Brett (my futurist, yogi, social worker husband) and I created a model several years ago to help explain how yoga philosophy adds an important piece to questions that health care theorists (not to mention philosophers) have wrestled with for a long time – What are human beings? How do we heal?
The West is very good at looking outside and understanding how we influence each other (some great examples include the biopsychosocial model, the social ecological model from social work theory (shown in the blue and green oval diagram below), and then studies like the Framingham Heart Study which showed how we (and our health and health related behaviors) are all intimately interconnected, and research on the Social Determinants of health which tell us that where we live, who we are connected to, and what access we have to resources and services greatly influences our health outcomes.
On the other hand, the East has been very good at looking inside and understanding human existence with great depth and nuance. The kosa model from the Taittiriya upanisad is used in yoga therapy to better understand the individual across multiple levels (or “sheaths,” which is a more accurate translation of the Sanskrit) and then address dysfunction from the level that’s relevant.
Other models, like the four yogas of the Bhagavad Gita give us insight into personal differences. In fact, world renowned religious scholar Huston Smith has stated that Carl Jung adapted his four main personality types (on which Myers Briggs is based BTW) on the four types of yoga outlined in the Bhagavad Gita – jnana, bhakti, karma, and raja (reflective, affective, active, and meditative).
So why not use the best of both worlds and develop a more complete model to look into what we are as human beings and how we heal? Brett and I put this together to show that the individual is inextricably woven into a multifaceted interconnected system. (Please note that the left side of the model is meant to be embedded in the red circle of “self” on the right side – I probably need to get this professionally graphic designed at some point rather than relying on my remedial power point skills!)
“Locust of control” here means the degree to which people believe that they have control over their health, as opposed to external forces that are beyond their control being the primary drivers of their health. According to the Robert Wood’s Johnson Foundation, up to 70% of that control may be external to ourselves.

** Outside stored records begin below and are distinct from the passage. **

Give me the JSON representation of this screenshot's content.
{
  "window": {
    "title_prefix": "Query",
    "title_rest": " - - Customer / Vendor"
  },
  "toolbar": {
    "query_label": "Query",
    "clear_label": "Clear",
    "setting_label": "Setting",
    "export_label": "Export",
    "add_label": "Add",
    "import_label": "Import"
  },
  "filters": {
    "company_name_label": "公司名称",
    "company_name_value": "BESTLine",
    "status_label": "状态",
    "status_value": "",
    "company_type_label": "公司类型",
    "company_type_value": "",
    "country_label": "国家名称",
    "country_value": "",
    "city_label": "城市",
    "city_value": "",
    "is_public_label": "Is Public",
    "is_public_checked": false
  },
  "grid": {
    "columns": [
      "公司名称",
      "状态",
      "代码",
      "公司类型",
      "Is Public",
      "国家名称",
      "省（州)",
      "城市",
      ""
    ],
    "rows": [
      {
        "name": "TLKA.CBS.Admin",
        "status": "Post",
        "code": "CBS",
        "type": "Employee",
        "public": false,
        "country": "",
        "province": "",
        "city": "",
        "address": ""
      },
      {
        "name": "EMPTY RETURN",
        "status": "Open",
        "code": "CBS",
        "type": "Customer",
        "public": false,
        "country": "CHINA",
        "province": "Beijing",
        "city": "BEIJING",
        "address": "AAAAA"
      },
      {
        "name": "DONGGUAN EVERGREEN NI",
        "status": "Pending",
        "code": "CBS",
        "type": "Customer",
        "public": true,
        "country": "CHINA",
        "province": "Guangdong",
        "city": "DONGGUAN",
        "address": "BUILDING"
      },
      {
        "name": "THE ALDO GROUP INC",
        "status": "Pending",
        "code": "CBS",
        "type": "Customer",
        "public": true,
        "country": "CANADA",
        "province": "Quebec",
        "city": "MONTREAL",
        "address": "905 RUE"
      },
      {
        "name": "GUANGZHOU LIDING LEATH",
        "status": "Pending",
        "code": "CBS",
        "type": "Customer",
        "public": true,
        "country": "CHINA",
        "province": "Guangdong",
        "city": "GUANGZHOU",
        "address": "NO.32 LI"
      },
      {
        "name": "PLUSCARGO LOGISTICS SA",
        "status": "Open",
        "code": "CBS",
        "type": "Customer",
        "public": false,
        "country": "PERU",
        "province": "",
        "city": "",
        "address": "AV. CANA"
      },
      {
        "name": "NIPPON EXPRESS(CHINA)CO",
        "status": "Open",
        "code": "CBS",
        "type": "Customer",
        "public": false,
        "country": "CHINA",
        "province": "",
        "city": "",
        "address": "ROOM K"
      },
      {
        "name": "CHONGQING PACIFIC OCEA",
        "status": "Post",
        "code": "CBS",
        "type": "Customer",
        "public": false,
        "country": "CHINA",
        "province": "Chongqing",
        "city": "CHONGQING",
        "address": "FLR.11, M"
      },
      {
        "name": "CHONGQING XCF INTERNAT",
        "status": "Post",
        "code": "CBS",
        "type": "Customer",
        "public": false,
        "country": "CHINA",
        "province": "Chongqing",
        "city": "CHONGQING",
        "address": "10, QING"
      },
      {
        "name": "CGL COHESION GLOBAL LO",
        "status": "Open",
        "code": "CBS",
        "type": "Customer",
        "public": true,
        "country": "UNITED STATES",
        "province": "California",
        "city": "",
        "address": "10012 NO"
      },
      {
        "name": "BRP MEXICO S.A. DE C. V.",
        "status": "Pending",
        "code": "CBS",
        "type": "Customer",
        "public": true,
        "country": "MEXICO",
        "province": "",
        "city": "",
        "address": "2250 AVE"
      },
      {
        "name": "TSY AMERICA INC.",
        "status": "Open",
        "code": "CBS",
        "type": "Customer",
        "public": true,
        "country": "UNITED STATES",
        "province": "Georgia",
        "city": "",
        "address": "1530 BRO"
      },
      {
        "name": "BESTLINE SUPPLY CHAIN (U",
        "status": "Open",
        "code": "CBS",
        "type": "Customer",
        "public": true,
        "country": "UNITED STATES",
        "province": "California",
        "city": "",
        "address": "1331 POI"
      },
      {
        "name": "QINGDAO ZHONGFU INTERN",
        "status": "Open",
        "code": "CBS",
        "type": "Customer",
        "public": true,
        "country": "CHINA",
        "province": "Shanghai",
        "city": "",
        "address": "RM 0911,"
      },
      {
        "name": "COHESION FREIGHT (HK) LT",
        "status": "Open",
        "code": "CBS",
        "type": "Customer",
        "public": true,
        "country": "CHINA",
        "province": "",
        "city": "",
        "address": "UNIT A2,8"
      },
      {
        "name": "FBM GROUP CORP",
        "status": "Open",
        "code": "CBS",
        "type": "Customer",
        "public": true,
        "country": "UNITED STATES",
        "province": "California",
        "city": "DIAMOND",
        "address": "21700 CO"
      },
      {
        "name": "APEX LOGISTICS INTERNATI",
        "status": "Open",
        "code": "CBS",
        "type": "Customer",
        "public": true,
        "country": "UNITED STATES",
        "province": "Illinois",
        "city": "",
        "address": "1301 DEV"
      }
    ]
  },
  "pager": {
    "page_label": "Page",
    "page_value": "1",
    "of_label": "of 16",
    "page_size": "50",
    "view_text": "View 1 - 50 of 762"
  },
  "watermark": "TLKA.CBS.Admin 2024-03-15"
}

Part of the value of yoga practice lies in helping us progressively internalize that locus of control – not just to a superficial understanding of “self,” but to the deepest parts of ourselves, the parts that are less susceptible to change, the parts of the “self” that may touch upon the impervious and the immutable.
People who survive harrowing experiences often do so as a result of a sort of what could be called “spiritual resilience” – they know that there is something deeper at work, that there is a part of themselves that is plugged into God, the source, or a higher power. That kind of understanding is a very deep sense and experience of a truly internalized locus of control.
Sometimes a backache is just a backache and a structural approach will work. But often chronic pain and other conditions are manifestations of things gone awry in other “sheaths” of the system.
If the only tool you have is a hammer, every problem is going to look like a nail. Backaches are not always nails that require hammering, sometimes they are the manifestation of dysfunctional relationships, poor diets, a load of stress from work, grief, anger, a lack of self-actualization. or past traumas. Being able to keep the whole system in mind while addressing particular imbalances at various levels is the key to improving health, and to driving that locus of control deeper and deeper into the kosas.
As yoga professionals, helping people to hold that bigger picture while applying the tools of practice can reduce suffering and help people regain a sense of control. Given that so many people have so many health concerns (to the tune of $3.5T in U.S. health care costs per year) this is some of the most vital and important work that we can do.
A Yoga Influenced Social Ecology model can help us move beyond reductive, mechanistic ideas of what it means to be human and to be healthy. Not all our problems need to be hammered, human beings are more complex and nuanced than that, which means that we need more complex and nuanced ways to think about and to address who we are and how we heal.